Killer Joe – This 2012 film is a blackly funny and deliriously nasty piece of late-career work from Friedkin. Jim Thompson meets Sam Shepherd (with a whiff of Tennessee Williams) in this dysfunctional trailer trash-strewn tale of avarice, perversion and murder-for-hire, adapted for the screen by Tracy Letts from his own play. While the noir tropes in the narrative holds few surprises, the squeamish are forewarned that the then-76 year-old Friedkin still had a formidable ability to startle unsuspecting viewers; proving you’re never too old to earn an NC-17 rating. How startling? The real litmus test occurs during the film’s climactic scene, which is so Grand Guignol that (depending on your sense of humor) you’ll either cringe and cover your eyes…or laugh yourself sick. (Full review)

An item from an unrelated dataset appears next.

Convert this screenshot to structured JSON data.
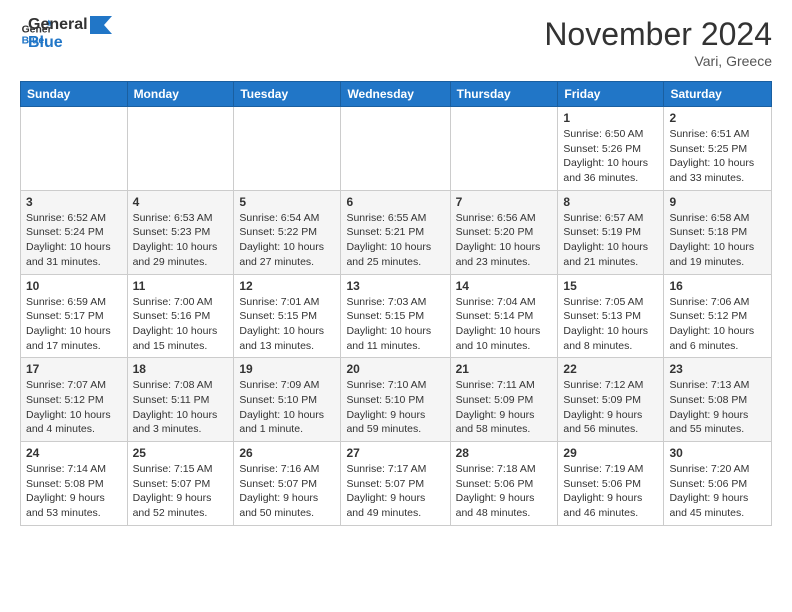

To Live and Die in L.A. – Essentially a remake of The French Connection (updated for the 80s), Friedkin’s fast-moving, tough-as-nails 1985 neo noir ignites the senses on every level: visual, aural and visceral.
Leads William Peterson (as an obsessed treasury agent) and Willem Dafoe (as his criminal nemesis) rip up the screen with star-making performances (both were relative unknowns). While the narrative adheres to familiar “cop on the edge” tropes, there’s an undercurrent of weirdness throughout that makes this a truly unique genre entry (“The stars are God’s eyes!” Peterson’s girlfriend shrieks at him at one point, for no apparent reason). Friedkin co-adapted the screenplay with source novel author Gerald Petievich.
Friedkin’s hard-boiled L.A. story is painted in dusky orange, vivid reds and stark blacks; an ugly/beautiful noir Hell rendered by the late great cinematographer Robby Müller (who worked extensively with Wim Wenders and Jim Jarmusch). The icing on the cake is Wang Chung’s ace soundtrack, woven seamlessly into the narrative by Friedkin and editor M. Scott Smith. This sequence alone is worth the price of admission (not to mention a masterclass in editing…if not counterfeiting):